When I was a reporter in Asheville, I saw how Easley, who was then the state's Attorney General, practically stole land from a private owner. Easley's claim was that the land needed to be environmentally protected, as if it were pristine wilderness. Then an aerial photograph showed that there were already not only housing developments nearby but a chemical plant also. I saw the plans that the guy had for the land and there's no question in my mind that he was going to responsibly manage the land and make it into something that everyone could enjoy. He was certainly going to do a much better job at it than the state government ever would.
Easley had the state take it anyway.
So now Mike Easley is on his way out as governor, and it looks like he's feeling that the taxpayers "owe" him for the "service" he has given this state: Easley racked up a $170,000 bill during a "business" trip to Italy, which also included his wife, members of his staff and three North Carolina Highway Patrol officers to provide "security" for Easley. During the trip, which included overnight stays in Rome, Venice and Florence, Easley and his contingent stayed at some of the most expensive hotels in Venice and enjoyed dinner at what are considered to be among the finest restaurants in Europe. They also enjoyed the service of a luxury limo and driver at the rate of $3,600 a day.
All of this was billed to the taxpayers of North Carolina.
And strangely, WTVD in Raleigh is reporting that many of the expenditures were not reported, having been "redacted".
The trip is being lauded as a "success" by Easley's staff and supporters.
I've got three questions:
1. What kind of a return can we, the taxpayers of North Carolina, expect for the "investment" that we were forced to make for Easley and his buddies to party hardy down Rome and Venice way?
2. What kind of business interests are there in Italy that we in North Carolina should have a compelling interest in? So far, not Easley or anyone on his staff has been forthcoming with this. We're told that they promoted North Carolina as a tourist destination to the Italians... which is kinda like trying to sell a snow machine to an Inuit.

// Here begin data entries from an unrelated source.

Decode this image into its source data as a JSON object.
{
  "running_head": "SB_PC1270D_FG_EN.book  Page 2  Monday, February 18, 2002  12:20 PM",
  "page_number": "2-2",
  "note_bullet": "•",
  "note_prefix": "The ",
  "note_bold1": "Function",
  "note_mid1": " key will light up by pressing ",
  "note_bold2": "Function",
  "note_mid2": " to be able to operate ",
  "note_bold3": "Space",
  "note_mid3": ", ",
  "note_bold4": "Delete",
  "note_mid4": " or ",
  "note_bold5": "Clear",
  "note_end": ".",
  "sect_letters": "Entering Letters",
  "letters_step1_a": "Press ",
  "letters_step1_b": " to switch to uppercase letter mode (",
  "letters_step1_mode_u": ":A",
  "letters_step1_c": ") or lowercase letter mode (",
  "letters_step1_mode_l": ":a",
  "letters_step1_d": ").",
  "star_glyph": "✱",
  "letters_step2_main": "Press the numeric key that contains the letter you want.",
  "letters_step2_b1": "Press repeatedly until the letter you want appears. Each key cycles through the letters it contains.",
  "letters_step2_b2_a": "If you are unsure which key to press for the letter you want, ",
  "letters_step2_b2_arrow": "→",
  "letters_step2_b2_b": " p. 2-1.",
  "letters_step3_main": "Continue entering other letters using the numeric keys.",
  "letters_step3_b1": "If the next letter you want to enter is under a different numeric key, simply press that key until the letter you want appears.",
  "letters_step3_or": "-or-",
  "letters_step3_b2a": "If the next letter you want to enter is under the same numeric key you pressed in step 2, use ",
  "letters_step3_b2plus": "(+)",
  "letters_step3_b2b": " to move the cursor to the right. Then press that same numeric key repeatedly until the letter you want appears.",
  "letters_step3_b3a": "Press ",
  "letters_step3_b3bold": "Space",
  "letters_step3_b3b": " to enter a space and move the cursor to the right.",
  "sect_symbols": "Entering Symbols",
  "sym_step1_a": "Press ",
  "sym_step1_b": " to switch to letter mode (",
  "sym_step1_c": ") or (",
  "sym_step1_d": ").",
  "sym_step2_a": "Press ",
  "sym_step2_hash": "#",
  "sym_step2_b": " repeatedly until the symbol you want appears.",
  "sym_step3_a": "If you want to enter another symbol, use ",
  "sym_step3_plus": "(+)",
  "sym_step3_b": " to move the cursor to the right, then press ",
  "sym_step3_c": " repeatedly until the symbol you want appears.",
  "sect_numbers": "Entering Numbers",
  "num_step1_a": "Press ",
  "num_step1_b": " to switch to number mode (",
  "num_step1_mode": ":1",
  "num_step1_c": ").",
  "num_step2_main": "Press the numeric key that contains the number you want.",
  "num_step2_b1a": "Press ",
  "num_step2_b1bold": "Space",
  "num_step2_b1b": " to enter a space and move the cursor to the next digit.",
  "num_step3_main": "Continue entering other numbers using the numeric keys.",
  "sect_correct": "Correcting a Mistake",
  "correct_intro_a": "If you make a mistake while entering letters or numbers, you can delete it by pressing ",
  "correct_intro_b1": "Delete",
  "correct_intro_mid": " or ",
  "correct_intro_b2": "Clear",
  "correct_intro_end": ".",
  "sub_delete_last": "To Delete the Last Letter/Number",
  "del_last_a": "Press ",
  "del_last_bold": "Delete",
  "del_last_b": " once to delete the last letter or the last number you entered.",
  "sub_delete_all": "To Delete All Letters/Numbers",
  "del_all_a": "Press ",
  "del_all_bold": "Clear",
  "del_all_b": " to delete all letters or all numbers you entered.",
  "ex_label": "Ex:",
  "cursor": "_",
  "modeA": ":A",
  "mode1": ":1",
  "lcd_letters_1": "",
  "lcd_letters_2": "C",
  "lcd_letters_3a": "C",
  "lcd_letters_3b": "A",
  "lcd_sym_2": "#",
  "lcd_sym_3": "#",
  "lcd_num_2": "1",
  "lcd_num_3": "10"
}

3. In this time of fiscal constraint, how does Easley and his staff justify such wanton spending when there were less expensive alternatives, if this trip was deemed to be an absolute necessity?
I'm not expecting answers from either Easley or his cronies on those questions. It's pretty obvious that the "business" aspect was a facade over what was for all intent and purpose a pleasure trip which this state can't adequately justify and funded by money that we don't really have.
One more example of what I've come to call the "rotted timbers", folks...